Then, you'll enter the next stage, color grading, to add an artistic touch to your time lapse. This can be accomplished by customizing the temperature, tint, HSL, and vinegetting if you are a pro. Also, you can use its preset filters or employing some free Luts or filters that emulate a film look.
3. Background Music/Sound
Time lapse videos are recorded without audio regardless of any device you use. But the role of sound in a video should not be ignored. Background music/sound design and video editing come hand in hand in post-production.
For example, for an epic landscape time lapse video, a powerful composition with strings, bells and brass is often employed as the background music, which is always in crescendo. You can get tons of background music from free music sites covering public domain music, royalty-free music, audios released under the creative commons, etc.
Like some nature documentaries, you can add voiceover to your time lapse video to enhance the story, for instance, explain what's going on or just talk about your feelings towards the scene. After finishing the script, start recording with the voice recorder in VideoProc Vlogger and match it to the footage.
4. Advanced Time Lapse Stabilization
If you just share the original time lapse or hyperlapse recorded by the auto mode in your camera, the shaky footage will reveal that you are pretty amateurish. First, you did not check the weather in advance and flew your drone on a windy day to take time lapses. Second, you did not fix the shaky footage in post-production.
As of the fact that you've got shaky time lapse videos, you may need some skills to stabilize it with Premiere Pro or After Effects. They can recognize certain objects in the frame and keep tracking these points to make them at the exact position all the time.
5. Time-lapse Video Ideas

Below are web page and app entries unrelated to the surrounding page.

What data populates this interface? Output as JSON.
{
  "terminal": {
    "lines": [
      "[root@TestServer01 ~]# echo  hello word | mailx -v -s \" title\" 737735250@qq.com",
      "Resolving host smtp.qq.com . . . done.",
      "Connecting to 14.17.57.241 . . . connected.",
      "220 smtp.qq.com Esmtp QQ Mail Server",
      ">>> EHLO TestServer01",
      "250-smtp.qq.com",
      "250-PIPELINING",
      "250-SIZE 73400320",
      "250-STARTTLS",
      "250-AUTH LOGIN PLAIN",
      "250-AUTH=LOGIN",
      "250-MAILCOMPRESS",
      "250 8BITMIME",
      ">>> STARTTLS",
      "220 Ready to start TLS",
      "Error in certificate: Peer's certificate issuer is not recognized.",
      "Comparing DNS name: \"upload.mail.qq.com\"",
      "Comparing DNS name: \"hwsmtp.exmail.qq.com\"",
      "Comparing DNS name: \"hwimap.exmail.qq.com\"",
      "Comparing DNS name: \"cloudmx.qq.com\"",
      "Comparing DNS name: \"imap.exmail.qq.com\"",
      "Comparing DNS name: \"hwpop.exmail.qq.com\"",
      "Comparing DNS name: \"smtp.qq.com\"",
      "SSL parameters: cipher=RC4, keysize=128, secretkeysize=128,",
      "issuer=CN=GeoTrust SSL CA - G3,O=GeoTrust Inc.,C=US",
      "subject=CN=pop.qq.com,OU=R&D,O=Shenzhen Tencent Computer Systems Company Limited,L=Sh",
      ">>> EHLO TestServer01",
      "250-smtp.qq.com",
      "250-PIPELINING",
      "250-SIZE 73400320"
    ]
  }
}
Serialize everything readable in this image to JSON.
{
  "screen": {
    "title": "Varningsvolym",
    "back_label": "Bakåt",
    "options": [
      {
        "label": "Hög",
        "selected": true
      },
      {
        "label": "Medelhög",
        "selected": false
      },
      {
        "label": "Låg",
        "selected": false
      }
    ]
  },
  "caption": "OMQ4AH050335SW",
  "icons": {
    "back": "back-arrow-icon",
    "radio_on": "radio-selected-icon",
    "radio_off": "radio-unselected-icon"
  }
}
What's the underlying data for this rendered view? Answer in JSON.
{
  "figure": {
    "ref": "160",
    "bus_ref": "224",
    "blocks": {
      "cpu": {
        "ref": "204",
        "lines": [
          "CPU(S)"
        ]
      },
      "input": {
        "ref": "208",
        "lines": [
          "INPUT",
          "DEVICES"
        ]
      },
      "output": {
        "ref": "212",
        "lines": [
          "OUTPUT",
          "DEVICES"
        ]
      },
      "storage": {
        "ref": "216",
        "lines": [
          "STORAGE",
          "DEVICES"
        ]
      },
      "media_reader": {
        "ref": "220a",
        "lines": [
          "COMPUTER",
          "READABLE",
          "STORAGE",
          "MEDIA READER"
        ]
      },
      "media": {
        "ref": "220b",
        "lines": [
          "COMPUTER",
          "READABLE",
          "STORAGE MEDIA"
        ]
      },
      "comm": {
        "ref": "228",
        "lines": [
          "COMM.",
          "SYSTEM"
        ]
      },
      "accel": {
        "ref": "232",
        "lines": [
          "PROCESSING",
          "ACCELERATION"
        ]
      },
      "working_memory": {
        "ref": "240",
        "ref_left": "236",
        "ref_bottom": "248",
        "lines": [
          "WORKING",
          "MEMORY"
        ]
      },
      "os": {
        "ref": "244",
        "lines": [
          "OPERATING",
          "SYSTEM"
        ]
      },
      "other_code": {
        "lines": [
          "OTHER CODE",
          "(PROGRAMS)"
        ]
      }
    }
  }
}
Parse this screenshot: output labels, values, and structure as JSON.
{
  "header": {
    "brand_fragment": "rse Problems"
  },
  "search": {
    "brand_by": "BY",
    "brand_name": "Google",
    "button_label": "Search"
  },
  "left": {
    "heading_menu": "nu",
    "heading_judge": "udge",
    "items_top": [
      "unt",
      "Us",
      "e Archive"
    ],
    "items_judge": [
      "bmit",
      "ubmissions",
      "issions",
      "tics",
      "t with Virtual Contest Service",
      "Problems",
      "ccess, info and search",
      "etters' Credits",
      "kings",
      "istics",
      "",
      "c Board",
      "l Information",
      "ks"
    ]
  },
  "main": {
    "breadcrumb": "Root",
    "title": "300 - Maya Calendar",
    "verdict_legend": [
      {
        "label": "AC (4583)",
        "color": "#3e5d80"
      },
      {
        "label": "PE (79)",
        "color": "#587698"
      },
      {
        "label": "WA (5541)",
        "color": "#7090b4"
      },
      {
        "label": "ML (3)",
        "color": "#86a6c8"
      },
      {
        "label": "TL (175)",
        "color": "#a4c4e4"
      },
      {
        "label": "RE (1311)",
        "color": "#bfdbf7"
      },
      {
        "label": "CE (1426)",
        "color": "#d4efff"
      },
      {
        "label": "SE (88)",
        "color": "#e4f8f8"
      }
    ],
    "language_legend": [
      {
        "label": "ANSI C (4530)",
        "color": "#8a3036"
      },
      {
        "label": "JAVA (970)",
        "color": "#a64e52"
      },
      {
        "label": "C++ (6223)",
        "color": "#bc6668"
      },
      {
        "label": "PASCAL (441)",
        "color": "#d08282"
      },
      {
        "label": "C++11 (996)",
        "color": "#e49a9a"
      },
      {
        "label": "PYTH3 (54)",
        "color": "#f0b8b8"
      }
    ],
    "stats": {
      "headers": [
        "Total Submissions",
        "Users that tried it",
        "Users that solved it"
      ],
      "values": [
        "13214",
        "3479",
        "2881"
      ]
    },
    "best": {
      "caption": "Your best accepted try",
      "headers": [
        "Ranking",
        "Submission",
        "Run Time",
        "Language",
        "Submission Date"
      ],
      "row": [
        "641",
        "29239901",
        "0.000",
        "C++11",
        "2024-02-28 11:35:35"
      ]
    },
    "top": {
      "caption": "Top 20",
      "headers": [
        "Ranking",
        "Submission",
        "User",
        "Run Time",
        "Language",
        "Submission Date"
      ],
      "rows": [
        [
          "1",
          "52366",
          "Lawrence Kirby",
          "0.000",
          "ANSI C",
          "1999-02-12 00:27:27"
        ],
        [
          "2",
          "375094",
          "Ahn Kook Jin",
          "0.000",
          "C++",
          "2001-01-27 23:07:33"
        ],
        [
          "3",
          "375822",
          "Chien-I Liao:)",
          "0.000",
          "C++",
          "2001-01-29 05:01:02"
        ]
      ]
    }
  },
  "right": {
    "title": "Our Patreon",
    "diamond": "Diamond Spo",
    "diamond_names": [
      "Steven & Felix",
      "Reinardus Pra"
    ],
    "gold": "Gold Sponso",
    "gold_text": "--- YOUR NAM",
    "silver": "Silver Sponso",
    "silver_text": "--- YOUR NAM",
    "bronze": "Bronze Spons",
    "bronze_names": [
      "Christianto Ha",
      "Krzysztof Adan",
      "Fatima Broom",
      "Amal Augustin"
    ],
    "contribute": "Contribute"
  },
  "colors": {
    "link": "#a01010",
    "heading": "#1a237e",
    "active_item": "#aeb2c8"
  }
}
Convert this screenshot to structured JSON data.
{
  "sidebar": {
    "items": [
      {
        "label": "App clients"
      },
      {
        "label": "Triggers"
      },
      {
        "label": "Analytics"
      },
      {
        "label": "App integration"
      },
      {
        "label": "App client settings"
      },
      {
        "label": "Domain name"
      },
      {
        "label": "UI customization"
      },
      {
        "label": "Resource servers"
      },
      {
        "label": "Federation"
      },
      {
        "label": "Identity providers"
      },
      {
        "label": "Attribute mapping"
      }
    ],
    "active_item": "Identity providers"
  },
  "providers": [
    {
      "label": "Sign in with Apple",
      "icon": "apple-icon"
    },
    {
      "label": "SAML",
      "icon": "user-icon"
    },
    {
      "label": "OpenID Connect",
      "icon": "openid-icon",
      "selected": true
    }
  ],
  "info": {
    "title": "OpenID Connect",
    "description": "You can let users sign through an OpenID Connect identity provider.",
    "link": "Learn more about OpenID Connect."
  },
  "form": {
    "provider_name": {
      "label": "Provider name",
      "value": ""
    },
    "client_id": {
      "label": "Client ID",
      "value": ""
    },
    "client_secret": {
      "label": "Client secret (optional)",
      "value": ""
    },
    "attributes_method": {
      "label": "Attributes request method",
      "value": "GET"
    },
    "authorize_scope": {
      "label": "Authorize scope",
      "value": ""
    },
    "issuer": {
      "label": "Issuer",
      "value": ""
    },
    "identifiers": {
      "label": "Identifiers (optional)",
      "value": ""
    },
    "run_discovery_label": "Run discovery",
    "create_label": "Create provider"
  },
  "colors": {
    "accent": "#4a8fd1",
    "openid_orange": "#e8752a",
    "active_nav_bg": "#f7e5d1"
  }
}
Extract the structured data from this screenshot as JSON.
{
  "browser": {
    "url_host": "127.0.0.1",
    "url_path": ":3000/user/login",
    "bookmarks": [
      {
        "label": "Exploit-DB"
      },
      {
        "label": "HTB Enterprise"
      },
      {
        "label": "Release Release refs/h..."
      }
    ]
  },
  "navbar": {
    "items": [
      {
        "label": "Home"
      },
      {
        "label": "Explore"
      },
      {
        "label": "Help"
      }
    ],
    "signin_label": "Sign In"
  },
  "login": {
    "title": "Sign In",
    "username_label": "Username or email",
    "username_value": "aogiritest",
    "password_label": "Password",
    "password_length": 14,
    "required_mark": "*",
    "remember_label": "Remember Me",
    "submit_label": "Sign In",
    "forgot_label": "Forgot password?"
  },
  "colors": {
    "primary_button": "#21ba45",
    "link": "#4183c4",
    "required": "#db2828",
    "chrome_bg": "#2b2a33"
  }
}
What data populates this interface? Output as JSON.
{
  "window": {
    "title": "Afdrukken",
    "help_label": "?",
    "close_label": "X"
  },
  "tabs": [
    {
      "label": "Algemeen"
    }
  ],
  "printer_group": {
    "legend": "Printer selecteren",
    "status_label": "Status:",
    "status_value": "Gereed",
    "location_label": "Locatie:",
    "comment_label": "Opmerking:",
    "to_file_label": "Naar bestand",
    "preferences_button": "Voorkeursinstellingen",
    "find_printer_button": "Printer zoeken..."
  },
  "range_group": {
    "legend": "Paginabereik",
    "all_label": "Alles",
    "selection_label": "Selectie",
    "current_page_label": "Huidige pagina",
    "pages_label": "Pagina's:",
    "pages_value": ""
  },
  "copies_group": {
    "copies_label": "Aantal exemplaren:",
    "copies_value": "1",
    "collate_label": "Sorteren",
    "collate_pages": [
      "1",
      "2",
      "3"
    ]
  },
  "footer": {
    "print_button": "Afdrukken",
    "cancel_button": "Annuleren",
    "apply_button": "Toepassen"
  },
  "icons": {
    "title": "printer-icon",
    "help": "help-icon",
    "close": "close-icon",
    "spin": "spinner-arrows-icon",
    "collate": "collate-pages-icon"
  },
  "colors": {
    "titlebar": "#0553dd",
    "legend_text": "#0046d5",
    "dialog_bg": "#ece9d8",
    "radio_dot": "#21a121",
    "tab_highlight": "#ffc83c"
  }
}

When we speaking of time lapse videos, some epic landscape frames would come to our mind spontaneously, such as seaside and tides, sunset or sunrise, mountains, cloudy skies, and alike. But to make your story more interesting, you should show something that people don't see often which could be either the shooting techniques or the subjects in your time lapse.
If you are going to shoot some common subjects, like the traffic, a busy walking street, moving clouds, or a waterfall, consider using special videography techniques, such as aerial hyperlapse, motion control, or focus pull.
If you are looking for inspiration for time lapse subjects, here's a list of fresh ideas for your reference:
#1 Astro time lapse: If you want to make extremely splendid time lapses, record the movements of stars or meteors. But note that this also asks for many high-end gears and videography skills.
#2 Plants time lapse: The transformation from a seed to an adult plant, or from a bud to bloom is absolutely breathtaking. Also, you can record how a fresh fruit turns rotten.
#3 DIY and art project: The process of how a handmade work or a painting is performed. The audience cannot only appreciate the final work, but also see the detailed steps for further understanding of crafty.
#4 Construction: Anything that requires stepwise procedures to achieve a greater goal can be well-interpreted by time-lapse – a skyscraper, a bridge, a swimming pool, or a cabin built in reality, a model assembled in Legos, etc.
#5 Room cleanup: This is a good strategy to try time lapse at the least cost because you don't need to go out carrying many gears. The process of housekeeping and contrary between the messy and organized room is greatly satisfying and motivating the viewers.
#6 Study with me: If you are learning something recently, why not recording the entire process and make it a time-lapse? Concentrated study time lapses are a good niche to start on YouTube. The shooting durations range from an hour to a week, but they are all compressed into a time lapse of around ten minutes.
#7 Selfie time lapse: This is a long journey but meaningful. Take a selfie per day/week/month for years, and you'll be amazed by the changes in your appearance. Also, you can document your family, or a tree outside of your window throughout the year.